On January 9 I wrote about the sad case of Marline Munoz, a paramedic from Texas who died in November of a pulmonary embolism, but was pregnant at the time. She a living will stating her desire for no artificial means of keeping her alive after brain death, but her pregnancy kept the hospital from turning off the respirator. According to Texas state law, a woman’s legal prerogative about end-of-life care is overruled if she “is diagnosed with pregnancy.” The hospital stated it would not go against that law.
There was quite a bit of discussion about whether the state had the right to do this, although I argued that the initial wishes of Munoz, and the postmortem wishes of her husband and family—both of whom wanted to take her off life support—trumped any interest or rights of the State of Texas. Munoz is, even now still below the 24-28 weeks threshold that Roe v. Wade suggested for the legal period of abortion. I thus saw it as a legal no-brainer.

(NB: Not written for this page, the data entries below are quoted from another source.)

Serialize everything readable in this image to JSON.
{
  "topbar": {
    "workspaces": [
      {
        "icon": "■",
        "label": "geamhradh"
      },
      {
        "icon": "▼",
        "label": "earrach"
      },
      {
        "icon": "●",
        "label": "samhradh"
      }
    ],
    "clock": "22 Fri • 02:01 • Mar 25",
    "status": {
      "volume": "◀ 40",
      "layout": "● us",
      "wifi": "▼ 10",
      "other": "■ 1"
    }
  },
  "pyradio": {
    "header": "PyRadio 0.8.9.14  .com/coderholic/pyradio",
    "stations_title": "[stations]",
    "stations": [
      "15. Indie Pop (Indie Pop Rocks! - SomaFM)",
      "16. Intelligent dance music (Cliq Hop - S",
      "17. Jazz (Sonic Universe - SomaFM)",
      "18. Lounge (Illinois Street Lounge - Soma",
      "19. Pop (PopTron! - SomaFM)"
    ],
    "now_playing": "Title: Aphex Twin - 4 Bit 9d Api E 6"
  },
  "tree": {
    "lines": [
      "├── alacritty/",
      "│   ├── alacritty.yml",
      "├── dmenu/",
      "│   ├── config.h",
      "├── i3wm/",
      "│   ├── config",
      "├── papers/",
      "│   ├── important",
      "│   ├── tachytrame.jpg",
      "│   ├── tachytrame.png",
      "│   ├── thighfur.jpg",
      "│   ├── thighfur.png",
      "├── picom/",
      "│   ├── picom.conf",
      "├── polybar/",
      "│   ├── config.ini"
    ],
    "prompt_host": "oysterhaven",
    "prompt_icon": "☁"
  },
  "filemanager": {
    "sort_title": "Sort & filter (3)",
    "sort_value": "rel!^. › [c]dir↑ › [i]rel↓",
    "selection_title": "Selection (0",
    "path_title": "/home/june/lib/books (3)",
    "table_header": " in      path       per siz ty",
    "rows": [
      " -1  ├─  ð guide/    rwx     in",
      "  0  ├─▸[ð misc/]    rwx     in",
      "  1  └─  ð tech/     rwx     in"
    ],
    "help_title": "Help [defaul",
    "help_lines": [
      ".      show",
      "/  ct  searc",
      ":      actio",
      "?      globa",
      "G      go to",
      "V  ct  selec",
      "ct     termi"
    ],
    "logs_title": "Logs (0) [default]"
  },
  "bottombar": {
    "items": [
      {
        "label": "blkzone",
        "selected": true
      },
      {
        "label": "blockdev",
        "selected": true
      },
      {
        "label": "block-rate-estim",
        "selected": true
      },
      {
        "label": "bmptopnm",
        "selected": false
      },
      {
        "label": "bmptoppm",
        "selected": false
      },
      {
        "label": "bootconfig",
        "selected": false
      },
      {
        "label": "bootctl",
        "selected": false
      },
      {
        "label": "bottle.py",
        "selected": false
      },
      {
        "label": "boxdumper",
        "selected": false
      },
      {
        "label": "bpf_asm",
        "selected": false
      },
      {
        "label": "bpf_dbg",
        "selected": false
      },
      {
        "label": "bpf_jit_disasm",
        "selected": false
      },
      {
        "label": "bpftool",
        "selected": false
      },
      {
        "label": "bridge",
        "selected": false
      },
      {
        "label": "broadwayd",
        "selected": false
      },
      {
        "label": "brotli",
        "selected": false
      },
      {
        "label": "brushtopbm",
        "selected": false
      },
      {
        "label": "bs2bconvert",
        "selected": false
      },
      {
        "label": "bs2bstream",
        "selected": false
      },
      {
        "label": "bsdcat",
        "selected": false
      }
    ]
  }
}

Now, according to multiple news sources, a Texas district judge agrees, and has ordered Munoz removed from life support, and the hospital agreed today to abide by the judge’s decision. According to USA Today:
On Friday, State District Judge R.H. Wallace ruled that [Munoz] “is deceased” and therefore not subject to a state law that prohibits withdrawal of treatment from a pregnant person. The judge said the Fort Worth facility, John Peter Smith Hospital, had until 5 p.m. Monday to remove Munoz from life support.
The hospital issued a statement Sunday saying it had kept Munoz on life support to follow “the demands of a state statute” and has decided that “the hospital will follow the court order.”
The only thing that puzzles me is the hospital’s original claim that there was a state statute overruling the wishes of someone who is brain-dead, and yet the judge decided that Munoz could be taken off life support because she is brain-dead.
What makes this case even more bizarre is that medical opinion already suggested strongly that the fetus would not be born either normal or even alive because of Munoz’s condition. But Texas nevertheless persisted:
Both the hospital and the family agree that Marlise Munoz meets the criteria to be considered brain-dead — which means she is dead medically and under Texas law — and that the fetus could not be born alive at the current stage of pregnancy. But the hospital had said that it had a legal duty to protect the fetus.
Munoz’s attorneys have said medical records show the fetus is “distinctly abnormal.”
Move along now, folks: there’s nothing to see here. The wishes of Munoz and her family have been respected, and Texas and its insane restrictions on reproductive rights have lost. The state’s desire to stick its nose where it didn’t belong made the plight of the Munoz family a lot harder.
h/t: Ben Goren